When our children are born we automatically have dreams of them becoming another Einstein, or someone who will make great advances to our world. What can we do to give them a leg up and help them on their way to greatness?
We know that genetics plays a part in developing our brains, but there are a number of things we can do, as parents, to help our children make the most of what they are given. The first few years of a childâ€™s life establishes a pattern of behavior that will be forever set in their brains, and hopefully can be passed on to the next generation as well.
We start out at birth with a certain number of brain cells that form connections and networks as we learn. Over time some of these connections die off or are lost, but if we continue to stimulate our brains we can grow new ones. From birth until age 2, childrenâ€™s brains are expanding daily. They are developing language and motor skills at a rate faster then they ever will again. Between ages 3-5 that growth begins to slow down and different connections are being formed within the brain regions. Toddlers begin to take in all that goes on around them, and their brains are developing language, cognitive and problem-solving skills to be able to maneuver and communicate. Their bodies are also learning coordination, and they are now able to aim and shoot when playing soccer and kickball.
According to a study by the Kellogg Foundation in Battle Creek, Michigan, early child development and learning begins in the home. During this crucial time of development you can keep those connections sparking by encouraging your child to explore and ask questions. Finding answers on their own, with guidance and interaction with adults, allows your child to learn to deal with challenges and how to problem solve.
The Kellogg study found that children need to interact and read with their parents. It helps to build language and communication skills, and they should be encouraged to ask questions. A number of studies since then have reinforced this idea, that although we inherit our brains from our ancestors, how we use them can changes everything.
As we grow our brains undergo many changes, and can form new connections (synapse) based on what we are learning at the time. If we read more, hold conversations that engage our brains in different areas, and ask a lot of questions our brains are constantly making new connections that form new networks.Â Children who sit in front of a television screen can learn, but the lack of interaction does not encourage them to think on their own, but simply to repeat what they hear. They do not ask questions and only accept what is offered them from the television. These children are way behind in the development of language and vocabulary skills.
â€œThe simple exchange of language and ideas is a much more important brain builder than putting your child in a million different activities,â€ says Macias, a pediatrics professor at the Medical University of South Carolina.
Early childhood is the perfect time to learn to explore and use their imagination, but they will not do it on their own.

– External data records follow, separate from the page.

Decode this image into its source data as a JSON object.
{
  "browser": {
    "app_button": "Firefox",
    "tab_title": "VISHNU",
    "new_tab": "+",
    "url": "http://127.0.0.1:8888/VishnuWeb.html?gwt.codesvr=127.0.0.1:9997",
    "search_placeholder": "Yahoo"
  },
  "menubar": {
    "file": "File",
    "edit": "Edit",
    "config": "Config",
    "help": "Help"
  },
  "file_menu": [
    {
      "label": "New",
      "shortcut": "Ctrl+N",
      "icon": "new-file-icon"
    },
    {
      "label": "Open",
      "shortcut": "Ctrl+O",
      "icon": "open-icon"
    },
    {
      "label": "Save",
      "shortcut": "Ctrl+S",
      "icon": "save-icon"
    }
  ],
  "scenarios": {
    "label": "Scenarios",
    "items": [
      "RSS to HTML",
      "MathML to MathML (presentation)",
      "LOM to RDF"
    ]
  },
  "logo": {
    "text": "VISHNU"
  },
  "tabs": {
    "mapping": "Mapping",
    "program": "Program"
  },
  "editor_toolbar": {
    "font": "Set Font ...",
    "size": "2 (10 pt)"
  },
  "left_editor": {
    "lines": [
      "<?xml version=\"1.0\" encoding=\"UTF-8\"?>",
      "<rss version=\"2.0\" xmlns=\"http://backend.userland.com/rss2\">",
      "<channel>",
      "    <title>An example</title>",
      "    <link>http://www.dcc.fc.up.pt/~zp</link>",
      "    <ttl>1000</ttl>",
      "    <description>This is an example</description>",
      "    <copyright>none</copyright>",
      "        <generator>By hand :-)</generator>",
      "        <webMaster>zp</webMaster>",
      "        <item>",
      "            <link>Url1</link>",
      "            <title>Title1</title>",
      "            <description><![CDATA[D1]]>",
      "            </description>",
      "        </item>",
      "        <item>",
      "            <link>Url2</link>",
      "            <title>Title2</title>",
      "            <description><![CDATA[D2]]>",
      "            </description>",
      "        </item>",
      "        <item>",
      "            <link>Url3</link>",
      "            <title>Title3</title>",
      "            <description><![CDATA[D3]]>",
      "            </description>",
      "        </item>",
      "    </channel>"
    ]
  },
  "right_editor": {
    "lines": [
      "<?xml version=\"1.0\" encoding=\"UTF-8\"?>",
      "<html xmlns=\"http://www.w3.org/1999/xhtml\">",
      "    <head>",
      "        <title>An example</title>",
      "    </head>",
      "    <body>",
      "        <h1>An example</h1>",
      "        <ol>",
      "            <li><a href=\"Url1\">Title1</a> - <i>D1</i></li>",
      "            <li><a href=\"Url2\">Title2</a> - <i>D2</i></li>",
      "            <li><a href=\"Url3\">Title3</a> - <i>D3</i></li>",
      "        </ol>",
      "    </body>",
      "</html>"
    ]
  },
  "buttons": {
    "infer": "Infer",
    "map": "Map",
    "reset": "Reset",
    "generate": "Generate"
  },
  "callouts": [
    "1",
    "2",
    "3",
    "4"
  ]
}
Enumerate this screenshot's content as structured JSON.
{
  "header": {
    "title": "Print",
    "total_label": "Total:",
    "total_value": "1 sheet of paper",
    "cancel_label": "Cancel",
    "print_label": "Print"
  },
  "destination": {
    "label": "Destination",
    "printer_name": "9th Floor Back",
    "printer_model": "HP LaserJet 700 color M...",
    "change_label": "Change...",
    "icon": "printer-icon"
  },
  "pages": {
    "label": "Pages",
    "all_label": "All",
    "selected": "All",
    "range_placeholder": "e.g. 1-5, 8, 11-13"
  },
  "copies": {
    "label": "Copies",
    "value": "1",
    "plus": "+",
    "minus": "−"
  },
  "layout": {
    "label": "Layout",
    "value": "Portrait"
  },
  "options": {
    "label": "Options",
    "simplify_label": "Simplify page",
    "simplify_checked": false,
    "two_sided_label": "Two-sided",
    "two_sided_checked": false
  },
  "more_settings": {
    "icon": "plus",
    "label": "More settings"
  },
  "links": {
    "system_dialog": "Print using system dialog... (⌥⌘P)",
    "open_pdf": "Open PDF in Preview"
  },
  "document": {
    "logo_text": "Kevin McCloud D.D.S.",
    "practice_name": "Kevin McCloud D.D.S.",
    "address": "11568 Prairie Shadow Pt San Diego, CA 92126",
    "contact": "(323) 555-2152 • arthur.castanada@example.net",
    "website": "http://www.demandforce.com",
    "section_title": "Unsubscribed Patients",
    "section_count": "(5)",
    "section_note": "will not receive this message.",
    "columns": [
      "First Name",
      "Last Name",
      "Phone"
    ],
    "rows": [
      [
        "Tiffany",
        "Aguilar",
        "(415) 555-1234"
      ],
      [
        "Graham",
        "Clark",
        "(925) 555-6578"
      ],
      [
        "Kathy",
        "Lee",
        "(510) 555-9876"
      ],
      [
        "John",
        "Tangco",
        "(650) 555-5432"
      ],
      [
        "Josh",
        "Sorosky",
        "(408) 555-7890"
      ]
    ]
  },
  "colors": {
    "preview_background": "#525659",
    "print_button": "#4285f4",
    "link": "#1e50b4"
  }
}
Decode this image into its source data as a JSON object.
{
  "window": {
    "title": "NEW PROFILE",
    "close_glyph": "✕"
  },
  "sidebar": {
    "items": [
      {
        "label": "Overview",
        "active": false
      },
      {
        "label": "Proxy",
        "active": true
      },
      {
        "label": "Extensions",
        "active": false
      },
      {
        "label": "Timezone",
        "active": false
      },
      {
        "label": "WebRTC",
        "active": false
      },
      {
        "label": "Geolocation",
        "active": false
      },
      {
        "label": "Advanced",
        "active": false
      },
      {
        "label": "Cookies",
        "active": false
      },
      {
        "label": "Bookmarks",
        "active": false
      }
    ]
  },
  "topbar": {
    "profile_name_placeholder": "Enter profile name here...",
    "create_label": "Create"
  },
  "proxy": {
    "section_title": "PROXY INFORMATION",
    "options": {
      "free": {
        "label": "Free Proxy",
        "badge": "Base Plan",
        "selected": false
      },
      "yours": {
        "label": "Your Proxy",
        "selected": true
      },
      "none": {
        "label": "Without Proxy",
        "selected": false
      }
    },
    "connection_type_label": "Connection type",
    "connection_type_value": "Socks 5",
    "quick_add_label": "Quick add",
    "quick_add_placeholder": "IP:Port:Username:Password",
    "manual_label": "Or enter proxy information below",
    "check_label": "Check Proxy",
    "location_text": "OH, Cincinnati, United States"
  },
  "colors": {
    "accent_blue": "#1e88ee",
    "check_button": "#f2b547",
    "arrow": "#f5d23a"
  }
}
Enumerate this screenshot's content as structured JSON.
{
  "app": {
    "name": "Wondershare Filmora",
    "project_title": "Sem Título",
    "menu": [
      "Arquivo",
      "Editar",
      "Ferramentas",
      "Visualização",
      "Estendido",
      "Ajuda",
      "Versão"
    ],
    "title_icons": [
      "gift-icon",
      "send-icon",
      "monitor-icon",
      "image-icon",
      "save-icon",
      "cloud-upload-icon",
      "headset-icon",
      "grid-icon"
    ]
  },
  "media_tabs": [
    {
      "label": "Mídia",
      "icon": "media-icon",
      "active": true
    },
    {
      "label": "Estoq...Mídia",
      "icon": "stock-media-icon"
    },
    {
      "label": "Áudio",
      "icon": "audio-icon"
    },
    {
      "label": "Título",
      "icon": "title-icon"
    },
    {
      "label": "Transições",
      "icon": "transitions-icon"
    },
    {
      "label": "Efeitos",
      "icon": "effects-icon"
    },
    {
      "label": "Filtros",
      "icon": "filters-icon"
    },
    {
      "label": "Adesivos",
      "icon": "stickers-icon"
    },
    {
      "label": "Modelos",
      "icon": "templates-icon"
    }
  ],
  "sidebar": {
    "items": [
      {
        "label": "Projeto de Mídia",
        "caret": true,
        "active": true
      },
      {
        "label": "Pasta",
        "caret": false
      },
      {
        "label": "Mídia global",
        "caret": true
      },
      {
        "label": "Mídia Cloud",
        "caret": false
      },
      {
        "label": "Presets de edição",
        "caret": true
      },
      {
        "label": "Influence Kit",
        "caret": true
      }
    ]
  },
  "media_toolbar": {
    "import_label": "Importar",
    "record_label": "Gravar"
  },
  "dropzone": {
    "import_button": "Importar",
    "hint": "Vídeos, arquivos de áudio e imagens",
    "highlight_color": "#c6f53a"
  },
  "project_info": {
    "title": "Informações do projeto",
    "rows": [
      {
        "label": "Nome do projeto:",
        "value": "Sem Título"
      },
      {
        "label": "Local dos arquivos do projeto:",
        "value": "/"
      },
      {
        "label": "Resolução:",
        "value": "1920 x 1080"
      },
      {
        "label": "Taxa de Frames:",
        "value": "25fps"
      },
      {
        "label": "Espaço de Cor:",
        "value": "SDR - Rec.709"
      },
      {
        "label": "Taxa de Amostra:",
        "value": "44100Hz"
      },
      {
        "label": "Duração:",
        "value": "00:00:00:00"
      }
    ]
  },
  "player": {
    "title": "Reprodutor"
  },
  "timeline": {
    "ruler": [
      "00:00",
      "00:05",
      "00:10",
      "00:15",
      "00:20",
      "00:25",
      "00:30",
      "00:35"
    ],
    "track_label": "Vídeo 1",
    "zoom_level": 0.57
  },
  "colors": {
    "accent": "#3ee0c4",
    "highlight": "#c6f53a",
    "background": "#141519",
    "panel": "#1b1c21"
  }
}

They need encouragement by their parents, which leads to better communication with their parents later on, as well as developing their brain connections. â€œBooks that tell a story, and ones that teach counting, ABCâ€™s, sorting and matching, and similar core concepts are perfect for this age,â€ says Gallagher, who is an associate professor of child and adolescent psychiatry at New York Universityâ€™s Child Study Center.
Use books as a basis, but move on to explore the house and yard for leaves, bugs and other creatures. Look at holidays as a time to teach them about their ancestry and culture, and about that of others. Allow them to get their hands dirty, and you do it too. All children are born with curiosity, but if itâ€™s not encouraged it dies out, and if you keep it going they will never lose it.
WebMD Feature – How activities such as playing, reading, and learning languages stimulate your preschooler’s mind, by Shahreen Abedin: http://www.webmd.com/parenting/guide/preschooler-brain-boosting-activities